Dharma Tower, the last bastion of humanity. A metal and neon ark housing the remaining survivors of a ‘world-ending cataclysm’ which has turned civilisation into dystopian chaos. The tower’s inhabitants fight for survival under the tyrannical rule of Mara the ‘Keymaster’ who has let the tower fall into ruin and left its residents in poverty and resorting to violence.
Ghostrunner is a cyberpunk themed first-person parkour ninja game from Polish indie developers ‘One More Level’ with support from Danish devs ‘Slipgate Ironworks’. Set in the distant future, an event has wiped out most life on the planet leaving the survivors to fend for themselves in a gigantic skyscraper.
You are a GhostRunner, a katana-wielding ninja cyborg with blindingly fast reflexes and an ability to slow down time. After waking from a fall from the tower with no memory of who you are or what happened to you, you discover you are fitted with cybernetic implants that gift you superior powers of strength and speed. You’re driven by a strange voice in your head calling himself ‘The Architect’. It appears he is a memory; an A.I. simulation of someone who died mysteriously a few years before. It was he who created the Tower and he wants to regain control by getting rid of the Keymaster who resides at the very top, and he needs your help to do it. Your challenge is to traverse the many floors of the tower from the industrial ‘Base’ up through the urban ‘Dharma City’ on your journey to the top. Using your speed and parkour skills to wall run, slide and blink-teleport your way through a wide range of environments you need to clear out Mara’s henchmen who are waiting round every corner trying to stop you.

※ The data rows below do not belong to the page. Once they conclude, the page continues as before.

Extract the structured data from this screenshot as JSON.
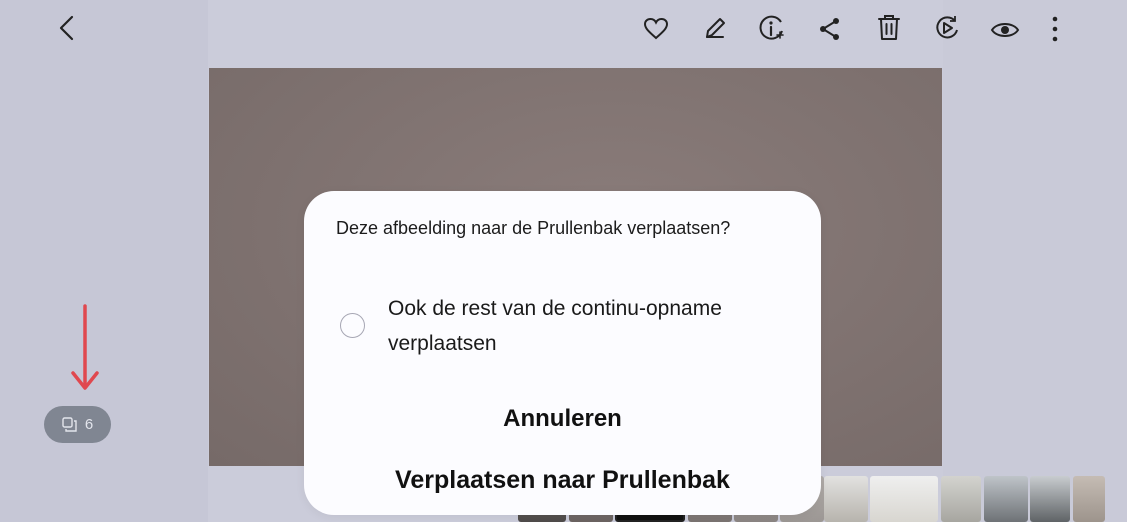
{
  "toolbar": {
    "back_icon": "chevron-left-icon",
    "actions": [
      "heart-icon",
      "pencil-icon",
      "info-icon",
      "share-icon",
      "trash-icon",
      "remaster-icon",
      "eye-icon",
      "more-vertical-icon"
    ]
  },
  "burst": {
    "count": "6",
    "icon": "burst-stack-icon"
  },
  "annotation": {
    "color": "#e0484f"
  },
  "dialog": {
    "title": "Deze afbeelding naar de Prullenbak verplaatsen?",
    "option_label": "Ook de rest van de continu-opname verplaatsen",
    "option_checked": false,
    "cancel_label": "Annuleren",
    "confirm_label": "Verplaatsen naar Prullenbak"
  },
  "colors": {
    "background": "#c9cad9",
    "dialog_bg": "#fcfcff",
    "photo": "#7f7270",
    "badge": "#808692"
  }
}
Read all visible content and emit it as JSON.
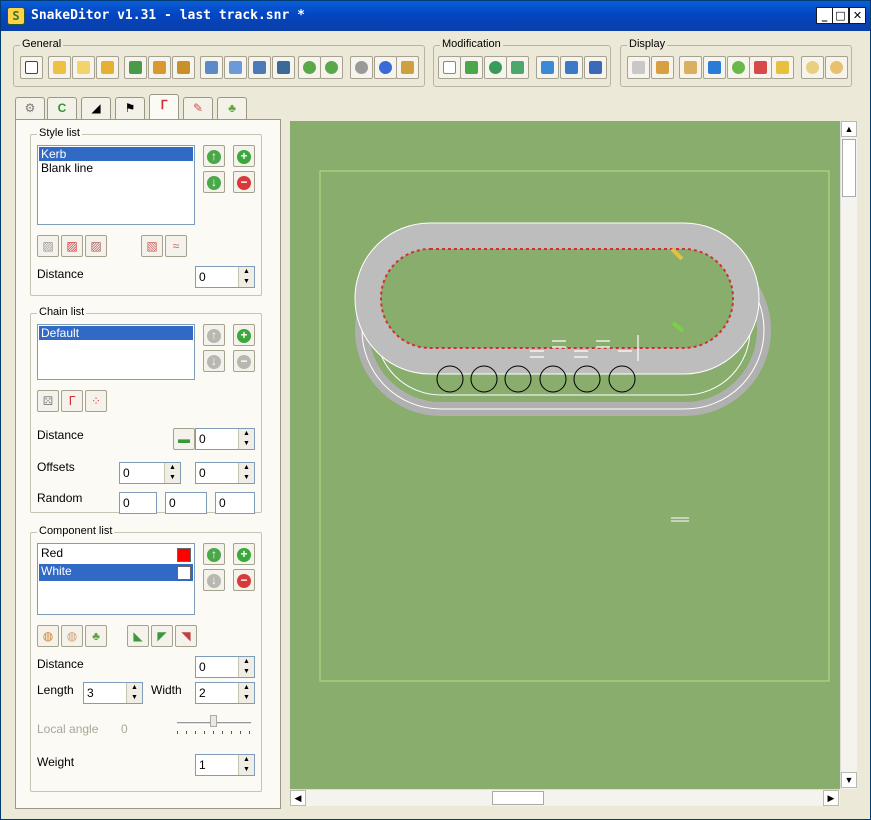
{
  "window": {
    "title": "SnakeDitor v1.31 - last track.snr *"
  },
  "titlebar_buttons": {
    "minimize": "_",
    "maximize": "□",
    "close": "✕"
  },
  "toolbar": {
    "general_label": "General",
    "modification_label": "Modification",
    "display_label": "Display"
  },
  "tabs": [
    {
      "icon": "gear-icon"
    },
    {
      "icon": "green-curve-icon"
    },
    {
      "icon": "slope-icon"
    },
    {
      "icon": "checkered-flag-icon"
    },
    {
      "icon": "kerb-icon"
    },
    {
      "icon": "brush-icon"
    },
    {
      "icon": "tree-icon"
    }
  ],
  "style_list": {
    "label": "Style list",
    "items": [
      "Kerb",
      "Blank line"
    ],
    "selected": 0,
    "distance_label": "Distance",
    "distance_value": "0"
  },
  "chain_list": {
    "label": "Chain list",
    "items": [
      "Default"
    ],
    "selected": 0,
    "distance_label": "Distance",
    "distance_value": "0",
    "offsets_label": "Offsets",
    "offset1": "0",
    "offset2": "0",
    "random_label": "Random",
    "random1": "0",
    "random2": "0",
    "random3": "0"
  },
  "component_list": {
    "label": "Component list",
    "items": [
      {
        "name": "Red",
        "color": "#ff0000"
      },
      {
        "name": "White",
        "color": "#ffffff"
      }
    ],
    "selected": 1,
    "distance_label": "Distance",
    "distance_value": "0",
    "length_label": "Length",
    "length_value": "3",
    "width_label": "Width",
    "width_value": "2",
    "local_angle_label": "Local angle",
    "local_angle_value": "0",
    "weight_label": "Weight",
    "weight_value": "1"
  },
  "colors": {
    "grass": "#88ad6c",
    "selection": "#316ac5",
    "titlebar": "#0a5fd8"
  }
}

Speed is the key. You need to have lighting fast reactions, make split second decisions and keep moving in order to evade and destroy. Your katana is your only weapon and it’s devastatingly damaging. It’s a one-hit kill slicing opponents completely in half, but you need to get within arms reach. However, your enemies bullets are also a one-hit kill and can stop you instantly in your tracks. Each scenario has multiple routes to take giving you plenty of options. You might need to take a shortcut to avoid being spotted, loop round using cover or bounce between walls so you’re a difficult target to hit. The enemies are relatively aimbot-like which requires you to pick a smart route to hit them quickly and be already thinking about your next move. This will involve experimenting with various options, and will involve dying A LOT. Thankfully there are plenty of checkpoints as you progress through each level, and respawning is instantaneous so you can jump straight back in and try again. Once you’ve mastered a room it becomes very fluid, like an art form. The canvas is the rusting metal walls and the paint – your enemies blood… sorry got a bit carried away there!

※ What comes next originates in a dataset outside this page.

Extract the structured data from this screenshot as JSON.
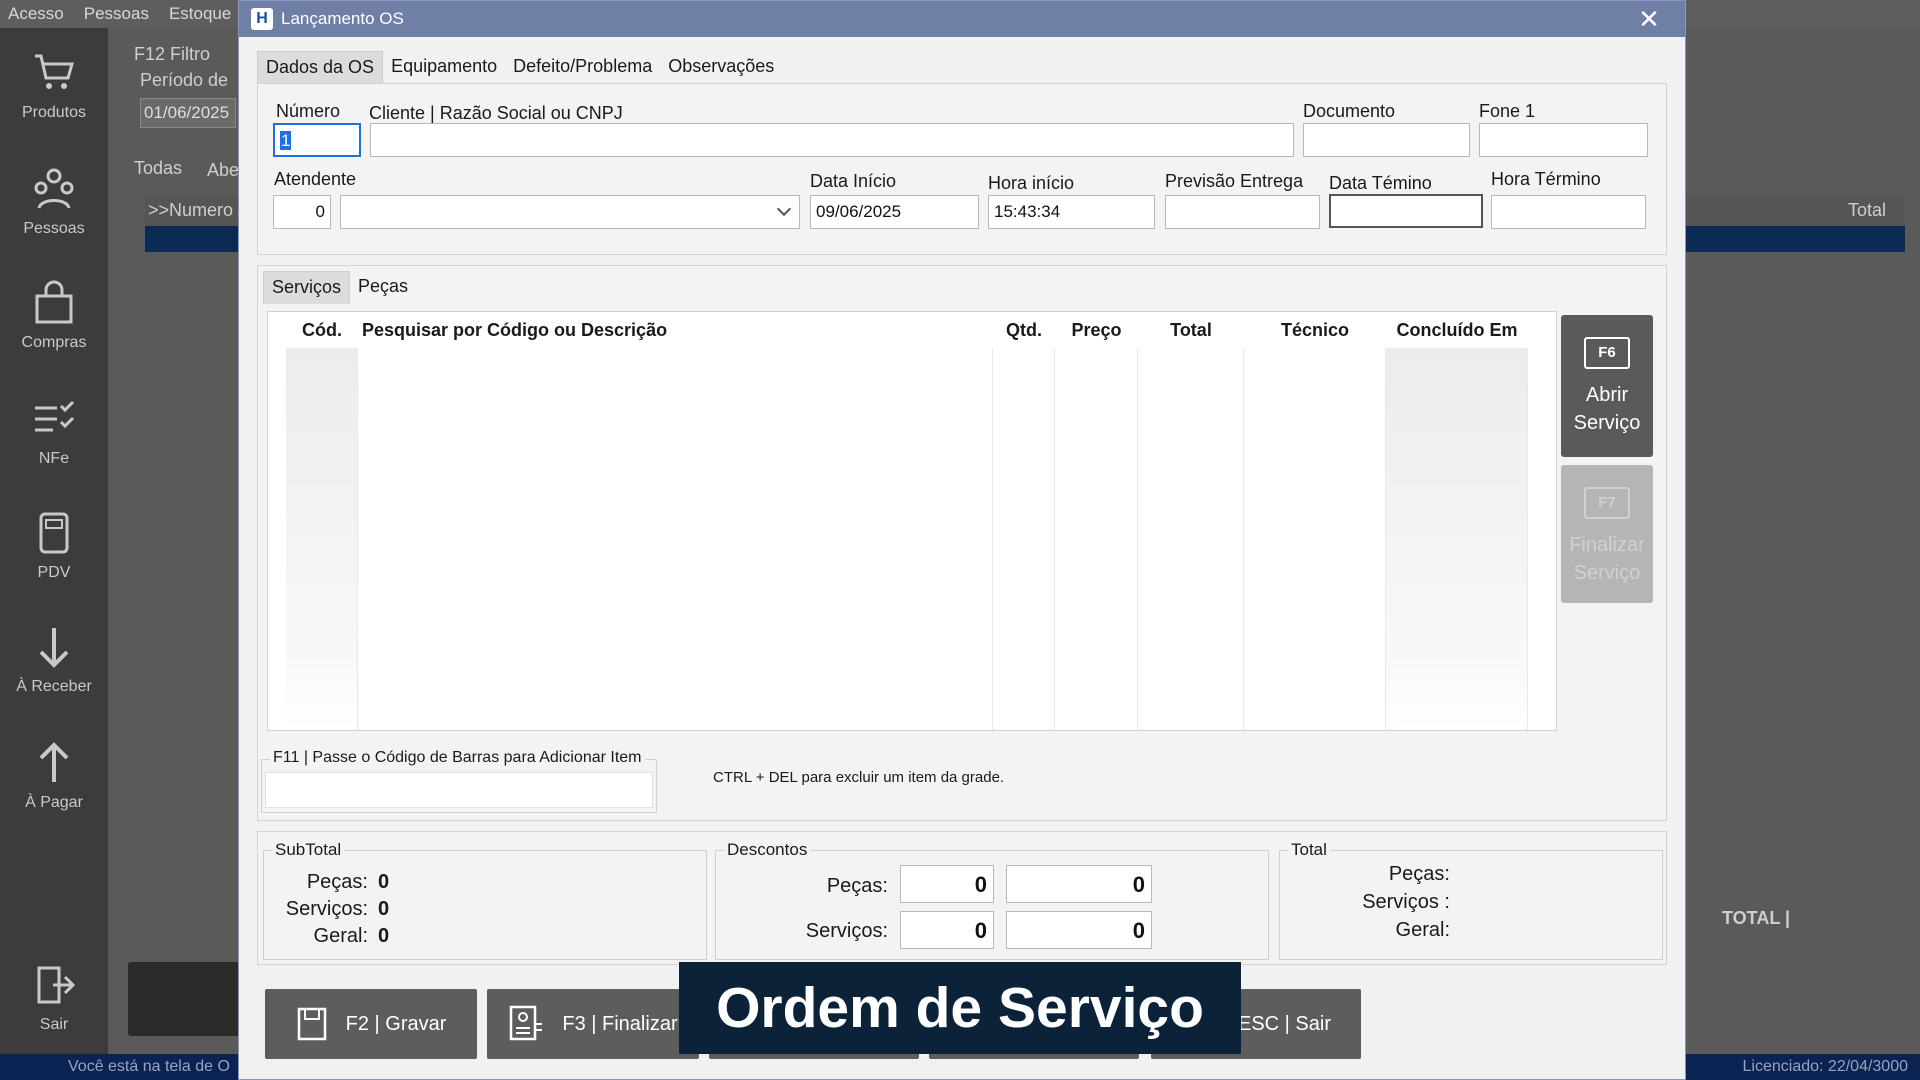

As your skill level grows, so does the enemies’ which keeps it exciting. The pistol-wielding henchmen on the lower levels are replaced with ones carrying automatic weapons or ones with shields further up, meaning you have even less chance to slow down and think. Your adrenaline is constantly pumping and you are balancing on a knife edge as the fast pace of the game only gets faster. Luckily as a Ghostrunner you’re not limited to the real world. You can operate in cyberspace too, known as ‘CyberVoid’. This is a representation of the Tower’s digital network and opens up completely different level aspects allowing you to hack the Tower’s mainframe from inside and to learn new abilities and improve your current ones.
The graphics are stunning and the neon lighting is very realistic, but you don’t get much time to enjoy it. You’re either defying gravity sprinting along an advertising billboard or swooping through the air with your katana held high above your head. While playing I could sense some comforting familiarities to other games. The level design reminded me of Cyberpunk 2077 and certain memorable Destiny vistas, the parkour aspect threw me back to Titanfall and Mirrors Edge, the slow-mo mechanics gave a nod to SuperHot and the violence screamed of Dishonoured. None of this brings the game down in any way though. It still feels totally fresh and holds its own, standing out in the crowd.
I normally dislike games that force you to repeat the same part over and over until you perfect it, but, although frustrating when the final enemy in a room kills you a few feet away from completion, there’s something so satisfying about executing a full, clean run through a level.
Even with a short time to experience what the game has to offer, I’ve a feeling GhostRunner will become one of my favourite games of 2020.
GhostRunner will release on 27th Oct to PC, Playstation 4, Xbox One and Nintendo Switch, with it coming to next-gen consoles early next year.